Suk Park: And we always talked about doing something together. Because of our prior jobs, we had traveled across Asia and we noticed about two years ago that throughout East Asia — China, Japan, and Korea — and Southeast Asia —a lot of the Korean dramas were being played in prime time, either dubbed or subtitled. The Korean wave was taking over in a very obvious fashion. We came back to New York and we spent some time doing research to see if people in the US were consuming this type of content. And we saw the regular mediums: the television broadcasts, the DVD rentals, but it just didn’t seem like those were the only two distribution channels. We go online and we find about a dozen or two sites that feature this content, with very strong traffic numbers and every single one of these sites illegally using this content.
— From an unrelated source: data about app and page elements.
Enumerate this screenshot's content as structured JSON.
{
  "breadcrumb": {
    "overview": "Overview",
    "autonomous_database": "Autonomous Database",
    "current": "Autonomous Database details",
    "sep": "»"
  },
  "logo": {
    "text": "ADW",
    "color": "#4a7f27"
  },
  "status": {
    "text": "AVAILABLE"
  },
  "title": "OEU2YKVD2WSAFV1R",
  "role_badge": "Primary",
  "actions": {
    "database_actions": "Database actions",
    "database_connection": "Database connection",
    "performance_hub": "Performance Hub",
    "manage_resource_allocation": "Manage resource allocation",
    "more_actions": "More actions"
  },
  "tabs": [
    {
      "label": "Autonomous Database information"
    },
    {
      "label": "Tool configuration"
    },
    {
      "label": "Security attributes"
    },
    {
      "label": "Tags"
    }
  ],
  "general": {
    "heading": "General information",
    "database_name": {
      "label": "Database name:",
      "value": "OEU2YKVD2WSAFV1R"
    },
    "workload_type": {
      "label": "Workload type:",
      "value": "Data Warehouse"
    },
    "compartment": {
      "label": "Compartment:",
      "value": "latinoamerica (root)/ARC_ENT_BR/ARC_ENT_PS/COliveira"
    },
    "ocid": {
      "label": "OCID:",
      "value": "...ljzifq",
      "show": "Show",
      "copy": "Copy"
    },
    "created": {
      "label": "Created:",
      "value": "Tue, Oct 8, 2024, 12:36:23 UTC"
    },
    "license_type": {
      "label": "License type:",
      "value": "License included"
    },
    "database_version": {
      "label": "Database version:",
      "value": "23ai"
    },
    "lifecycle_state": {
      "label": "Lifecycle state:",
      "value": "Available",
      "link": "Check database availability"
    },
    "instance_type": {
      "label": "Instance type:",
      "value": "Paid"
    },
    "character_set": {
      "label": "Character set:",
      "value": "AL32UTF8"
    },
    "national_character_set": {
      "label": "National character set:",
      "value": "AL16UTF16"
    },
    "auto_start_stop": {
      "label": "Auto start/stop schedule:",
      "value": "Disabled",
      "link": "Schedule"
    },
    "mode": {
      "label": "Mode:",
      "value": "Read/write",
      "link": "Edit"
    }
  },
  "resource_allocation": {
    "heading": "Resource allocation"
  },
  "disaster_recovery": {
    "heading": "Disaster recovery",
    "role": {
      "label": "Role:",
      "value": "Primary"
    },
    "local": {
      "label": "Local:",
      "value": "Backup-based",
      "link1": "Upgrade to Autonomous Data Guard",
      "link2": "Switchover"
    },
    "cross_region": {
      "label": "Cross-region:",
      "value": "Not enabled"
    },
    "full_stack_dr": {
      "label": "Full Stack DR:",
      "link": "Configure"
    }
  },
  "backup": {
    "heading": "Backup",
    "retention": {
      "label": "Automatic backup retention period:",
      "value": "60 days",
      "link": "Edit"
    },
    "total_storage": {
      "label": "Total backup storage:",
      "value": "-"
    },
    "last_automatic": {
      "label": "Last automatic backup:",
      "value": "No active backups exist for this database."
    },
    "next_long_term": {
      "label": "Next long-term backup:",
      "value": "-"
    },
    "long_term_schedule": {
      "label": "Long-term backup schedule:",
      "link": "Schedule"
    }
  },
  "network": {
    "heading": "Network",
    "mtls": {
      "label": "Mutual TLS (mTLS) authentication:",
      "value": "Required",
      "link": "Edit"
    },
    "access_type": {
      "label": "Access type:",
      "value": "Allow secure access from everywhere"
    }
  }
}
My background is in international business and licensing so I jumped on a flight back to Korea to meet with the broadcasters, followed by trips bySeung and I to LA to visit the [Korean] broadcaster headquarters in the US and after going back and forth a couple of times, we were able to get the licensing for the for the dramas we have now.

Xiaochang Li: Can you give me a sense of when this was happening?

Suk Park: We went to China around the end of ‘07 and we started conversations with the broadcasters in the beginning of ‘08 which lasted for about eight or nine months before we signed the first contract.

Xiaochang Li: And why did you start out with MBC? And not KBS or SBS, for example?

Suk Park: Those guys were very forward thinking. They’re a group from LA. The other two companies were also very supportive of this idea. KBS is a little more cautious because they have to work within a strong hierarchy from Korea, and because they are government owned. MBC was really supportive and we were able to actually sign a contract with MBC to launch the beta site and move forward to the formal launch. From there we expect the other broadcasters to join us.

Seung Bak: We have active conversations with the other media companies right now. We just happen to have all the MBC stuff already done and prepared. But we’re going to be rolling out content from other sources throughout the year.

Xiaochang Li: So when you say that MBC was really forward thinking, what sort of reaction did you get when you guys first approached them?

Suk Park: There was a certain unfamiliarity with licensing for the online space. A couple of things we noticed with all the broadcasters were that everybody was struggling with online piracyand they were faced with serious doubt about the existing business model from cable and DVD rentals. Both of them were declining — television because the CPMs you get for television ads have been hurting badly and DVD rentals because it’s an obsolete form of consumption. We were able to address those issues with our business model, which presented to them a new revenue channel. Of course, by having a free product which is advertiser-supported and better than the existing pirated product, it becomes a strong weapon against piracy. That’s why all the broadcasters were actually very supportive of our model. The second question that came up though was “who the hell are you guys?” Because all we had was a powerpoint and a lot of passion. We had to prove to them that through our network of advisors and through our career history that we could pull this off. I managed the licensing aspect and Seung managed the operational aspect.Concurrently, I approaching and establishing a strong relationship with the licensing sources while Seung was building something that we could show them. And towards the end of last year we were able to launch the beta site and everyone was very happy with the results.